    my developer bottle is made by MG chemicals and it suggests 1 part developer to 5 parts of water. My photoresist color is green. Most of my circuit board equiptment comes from MG chemicals.

    I think it is my developer as well.
     
  18. beenthere

    Retired Moderator

    Apr 20, 2004
    15,815
    282
    That 4 seconds on the developer still suggests that there is a problem. Even an overexposed board shouldn't have the photoresist come off that fast. On the other hand, MG should know the proper developer dilution and so on.

    I see from their site that they seem to have both positive and negative resist. Which is yours? Have you watched their presentation on how to do PCB's?
     
  19. jpanhalt

    AAC Fanatic!

    Jan 18, 2008
    5,699
    907
    The following may not help mik3ca directly, but others may gain from it.

    As for the exposure lamps, the series of FxTx/BLB and FxTx/BL are slightly different, aside from the differences in wattage and physical size indicated by the two X's. The BLB appears dark blue, because the glass used in the bulb is different. It is a bit more difficult to pin down the differences in the phosphor, but there must be differences as the glass is just a passive filter (See: http://en.wikipedia.org/wiki/Black_light ) .

    F8T5/BLB is 8W total, maximum emission @368nm, UV power 1.2W
    F15T8/BL is 15W total, maximum emission @352nm, UV power 2.6W (This is the lamp I use.)

    The data above are from http://www.topbulb.com/find/Product_Description.asp_Q_intProductID_E_44433

    As for the resist, I could not find much on brand-specific chemistry. Here is a general article that is not too long. Scan down it to the section about Novolaks. Apparently, many if not all of the positive resists include photosensitizers in the formulation. That could explain some of the differences in color and exposure times observed. There are also differences in the resin chemistry that could contribute as well. Exposed areas on Injectorall boards turn a deep purple when exposed to caustic (presumably from formation of an azo dye). What color does the exposed resist on MG boards turn in the developer?

    One added hint I picked up was that some of the developers contain accelerants, such a choline or other organic amines. That makes sense, as the Novolaks are pretty hydrophobic, and the presence of an organic amine would help penetrate that surface. See: http://www.pcbfab.com/strppng.html

    Thus, the short story is to follow the manufacturer's directions. It appears there are few generic answers. I am sorry if my earlier comments added confusion. I was under the mis-impression that positive resists were all pretty similar. John
     
  20. beenthere

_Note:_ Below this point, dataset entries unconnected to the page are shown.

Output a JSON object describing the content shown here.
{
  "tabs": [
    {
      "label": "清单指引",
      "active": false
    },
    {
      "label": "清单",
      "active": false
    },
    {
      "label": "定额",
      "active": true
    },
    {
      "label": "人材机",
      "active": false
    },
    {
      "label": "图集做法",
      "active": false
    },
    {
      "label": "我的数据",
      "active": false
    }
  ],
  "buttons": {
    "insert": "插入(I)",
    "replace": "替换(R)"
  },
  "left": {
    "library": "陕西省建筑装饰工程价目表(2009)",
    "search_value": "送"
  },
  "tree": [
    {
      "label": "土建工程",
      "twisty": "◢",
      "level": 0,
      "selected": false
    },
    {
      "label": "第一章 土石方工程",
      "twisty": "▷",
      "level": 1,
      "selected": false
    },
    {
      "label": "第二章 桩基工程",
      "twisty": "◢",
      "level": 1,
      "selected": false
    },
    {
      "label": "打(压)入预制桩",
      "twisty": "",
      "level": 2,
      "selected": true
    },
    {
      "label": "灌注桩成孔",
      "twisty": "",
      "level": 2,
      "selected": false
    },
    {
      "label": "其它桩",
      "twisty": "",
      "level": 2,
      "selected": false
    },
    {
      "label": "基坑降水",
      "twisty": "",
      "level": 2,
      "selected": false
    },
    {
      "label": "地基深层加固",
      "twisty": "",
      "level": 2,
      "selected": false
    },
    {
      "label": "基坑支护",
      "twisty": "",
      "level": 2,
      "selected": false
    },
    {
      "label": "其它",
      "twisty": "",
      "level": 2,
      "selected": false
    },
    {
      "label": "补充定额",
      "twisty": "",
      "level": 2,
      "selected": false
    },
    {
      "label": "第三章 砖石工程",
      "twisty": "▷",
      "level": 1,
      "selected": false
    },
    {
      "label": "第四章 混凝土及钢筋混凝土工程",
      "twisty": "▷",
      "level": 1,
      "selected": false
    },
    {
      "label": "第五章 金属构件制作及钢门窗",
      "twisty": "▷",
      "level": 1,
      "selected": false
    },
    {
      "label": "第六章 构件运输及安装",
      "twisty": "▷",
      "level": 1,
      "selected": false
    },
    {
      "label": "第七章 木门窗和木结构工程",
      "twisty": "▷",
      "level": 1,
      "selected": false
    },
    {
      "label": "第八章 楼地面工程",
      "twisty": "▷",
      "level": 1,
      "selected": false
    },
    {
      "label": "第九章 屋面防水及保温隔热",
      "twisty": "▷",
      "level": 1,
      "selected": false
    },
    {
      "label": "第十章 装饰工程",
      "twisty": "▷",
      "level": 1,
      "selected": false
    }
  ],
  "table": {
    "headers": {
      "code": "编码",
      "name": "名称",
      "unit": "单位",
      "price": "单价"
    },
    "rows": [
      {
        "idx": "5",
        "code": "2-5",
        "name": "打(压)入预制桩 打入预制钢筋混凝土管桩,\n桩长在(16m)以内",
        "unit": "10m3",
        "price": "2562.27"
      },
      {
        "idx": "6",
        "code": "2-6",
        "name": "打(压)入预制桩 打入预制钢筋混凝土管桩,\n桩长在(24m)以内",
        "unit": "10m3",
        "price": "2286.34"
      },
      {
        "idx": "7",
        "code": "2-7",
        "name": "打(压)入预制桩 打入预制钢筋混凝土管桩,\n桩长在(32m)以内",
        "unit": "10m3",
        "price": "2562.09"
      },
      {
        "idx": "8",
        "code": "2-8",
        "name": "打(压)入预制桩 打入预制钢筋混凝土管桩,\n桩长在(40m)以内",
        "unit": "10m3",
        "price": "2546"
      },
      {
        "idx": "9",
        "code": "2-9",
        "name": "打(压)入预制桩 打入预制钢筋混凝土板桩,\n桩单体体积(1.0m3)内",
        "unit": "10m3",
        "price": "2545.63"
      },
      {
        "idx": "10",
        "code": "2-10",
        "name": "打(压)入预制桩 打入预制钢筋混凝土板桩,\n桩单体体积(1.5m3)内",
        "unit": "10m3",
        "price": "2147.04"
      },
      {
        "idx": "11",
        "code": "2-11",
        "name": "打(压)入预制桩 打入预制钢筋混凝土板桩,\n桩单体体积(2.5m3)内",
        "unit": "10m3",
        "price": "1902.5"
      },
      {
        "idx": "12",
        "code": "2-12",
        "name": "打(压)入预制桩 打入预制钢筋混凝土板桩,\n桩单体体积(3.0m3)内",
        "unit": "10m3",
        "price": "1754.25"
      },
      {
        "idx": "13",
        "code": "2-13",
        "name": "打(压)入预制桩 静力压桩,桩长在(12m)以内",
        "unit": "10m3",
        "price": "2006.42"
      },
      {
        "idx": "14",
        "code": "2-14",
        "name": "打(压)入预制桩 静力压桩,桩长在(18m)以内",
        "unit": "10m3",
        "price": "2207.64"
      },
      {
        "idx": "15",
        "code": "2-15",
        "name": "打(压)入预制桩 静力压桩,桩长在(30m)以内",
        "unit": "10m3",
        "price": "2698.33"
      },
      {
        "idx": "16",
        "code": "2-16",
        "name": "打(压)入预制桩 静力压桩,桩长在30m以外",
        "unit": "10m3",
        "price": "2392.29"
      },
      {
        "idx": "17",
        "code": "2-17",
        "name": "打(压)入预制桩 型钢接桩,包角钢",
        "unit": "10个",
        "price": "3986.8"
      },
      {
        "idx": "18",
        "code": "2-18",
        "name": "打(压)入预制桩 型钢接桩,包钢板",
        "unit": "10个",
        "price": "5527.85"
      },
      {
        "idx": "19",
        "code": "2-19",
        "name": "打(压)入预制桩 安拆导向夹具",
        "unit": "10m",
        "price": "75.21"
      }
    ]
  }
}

    Retired Moderator

    Apr 20, 2004
    15,815
    282
    Always a surprise to find out how many different approaches there are. I went straight from Kepro boards - negative resist and solvent chemistry developer - to Ever-Muse. The price is good, as are results, so I have never experimented with Injectorall or MG boards. Or the toner transfer stuff, for that matter.

    Just for the record, the E-M green resist turns blue in the developer.
     
Loading...